Civilising Barbarians is now available as an open access e-book on dLOC (the Digital Library of the Caribbean). Click here to have a look. dLOC is housed at the University of Florida in the US.
The book has been very widely cited by scholars in all of the above fields. Click below for reviews of Civilising Barbarians.
The Heart in Exile
The Heart in Exile: South African Poetry in English, 1990-1995 (Penguin, 1996) is a book that I compiled and edited with fellow-poet Ian Tromp. The book occasioned a lot of public interest, and caused no small amount of controversy, too.
The idea of The Heart in Exile was to capture poetic expressions of life and being in South Africa during the transition years of 1990-1995, when the country, as the book’s back-cover blurb states, ‘literally changed its face’ – that is, when South African subjects began to reconcile their ‘exiled’ hearts with a new, healing and changing, South Africa.
The back-cover manifesto for the book reads in part as follows: ‘The collection signals a new suppleness in South African English poetry. Although poets have continued, in these years, to register a sense of their own exile – and that of their fellow South Africans – from a kinder and more benevolent land in which to live, their passionate involvement with the country, its land and its people, has found a new sense of receptivity: a greater community of shared feeling in the wake of the country’s transition.
‘Old orthodoxies, spites and rivalries have begun to evaporate, and poets have felt freer to enter into this sense of homecoming as a re-engagement with human feeling in a broader range of styles, registers and forms. This diversity has been captured in this marvellously heterogeneous book of poems.’
It would now seem that, as editors, Tromp and I were perhaps being a touch idealistic when we said that ‘old orthodoxies, spites and rivalries’ – so characteristic of the SA literary scene – had begun to ‘evaporate’, because no sooner had the book appeared than a review by Cape Town poet and academic Stephen Watson appeared in the Mail & Guardian in which he trashed the anthology in the most extreme of manners, such that his review led to a flurry of outraged responses in the letters pages of the Mail & Guardian in subsequent weeks, as well as m ore formal critical responses (see below).

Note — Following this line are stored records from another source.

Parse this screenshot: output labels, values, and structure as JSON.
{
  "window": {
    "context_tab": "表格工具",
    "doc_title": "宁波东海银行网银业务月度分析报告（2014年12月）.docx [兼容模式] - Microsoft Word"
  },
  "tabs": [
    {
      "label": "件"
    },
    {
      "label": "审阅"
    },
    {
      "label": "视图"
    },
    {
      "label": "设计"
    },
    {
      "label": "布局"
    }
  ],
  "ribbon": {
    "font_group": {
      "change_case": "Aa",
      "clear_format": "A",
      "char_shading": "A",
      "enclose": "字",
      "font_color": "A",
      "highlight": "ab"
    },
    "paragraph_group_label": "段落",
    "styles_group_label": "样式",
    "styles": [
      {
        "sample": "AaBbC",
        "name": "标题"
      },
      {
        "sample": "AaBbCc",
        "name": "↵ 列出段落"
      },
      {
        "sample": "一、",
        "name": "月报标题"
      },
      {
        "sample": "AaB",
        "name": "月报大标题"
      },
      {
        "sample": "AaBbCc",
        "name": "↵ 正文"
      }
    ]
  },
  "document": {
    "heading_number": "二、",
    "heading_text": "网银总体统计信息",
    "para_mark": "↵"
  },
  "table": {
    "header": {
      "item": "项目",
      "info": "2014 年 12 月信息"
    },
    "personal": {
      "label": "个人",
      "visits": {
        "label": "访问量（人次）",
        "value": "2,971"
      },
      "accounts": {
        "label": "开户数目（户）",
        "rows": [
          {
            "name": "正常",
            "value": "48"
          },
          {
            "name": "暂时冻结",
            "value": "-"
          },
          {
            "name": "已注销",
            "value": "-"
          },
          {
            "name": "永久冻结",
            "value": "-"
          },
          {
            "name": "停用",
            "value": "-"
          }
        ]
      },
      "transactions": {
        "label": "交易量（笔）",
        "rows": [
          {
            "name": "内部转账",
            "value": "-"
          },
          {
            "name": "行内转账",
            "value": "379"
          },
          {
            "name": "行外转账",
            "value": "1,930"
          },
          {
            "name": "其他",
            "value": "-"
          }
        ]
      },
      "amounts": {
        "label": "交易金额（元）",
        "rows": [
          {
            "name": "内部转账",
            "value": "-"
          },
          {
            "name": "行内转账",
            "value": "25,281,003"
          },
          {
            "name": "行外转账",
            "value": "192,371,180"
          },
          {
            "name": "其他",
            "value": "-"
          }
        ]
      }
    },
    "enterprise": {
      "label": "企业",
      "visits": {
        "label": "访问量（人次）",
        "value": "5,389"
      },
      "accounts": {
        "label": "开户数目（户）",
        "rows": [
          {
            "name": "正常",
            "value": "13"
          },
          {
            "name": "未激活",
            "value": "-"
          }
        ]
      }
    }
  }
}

Watson’s review was paralleled by a highly affirmative review of the anthology by influential Johannesburg academic and literary critic Craig Mackenzie in the Sunday Independent (also reproduced below). Make up your own mind. If nothing else, the reviewing controversy raised important questions about the culture of book reviewing and the ethics of public commentary in South African literary-cultural life, such that academic Michael Titlestad took the matter up in an article in the academic journal scrutiny2.
Titlestad’s article, ‘Aesthetes and Democrats: Reading the Critical Reception of The Heart in Exile and Sue Clark’s The False Bay Cycle’ (scrutiny2 Vol 3 No 1: 28-37), sums up the varying strands in this controversy quite succinctly.
Click on the link below to read a web version of Titlestad’s article:
You will also find further links, below, to the original texts of both Watson and Mackenzie’s reviews, plus the texts of readers’ letters to the Mail & Guardian in response to Watson’s ‘trashing’ review.
Letter to South Africa: Poets Calling the State to Order
Letter to South Africa: Poets calling the State to Order (Umuzi, 2010) is a book that arose from a Versindaba event convened by author Marlene van Niekerk in Stellenbosch in 2010. Over 20 poets were asked to write a ‘South African’ version of Allen Ginsberg’s famous poem, ‘America’. My contribution to the book appears below, followed by a review of the book which appeared in Die Burger, by Rustum Kozain.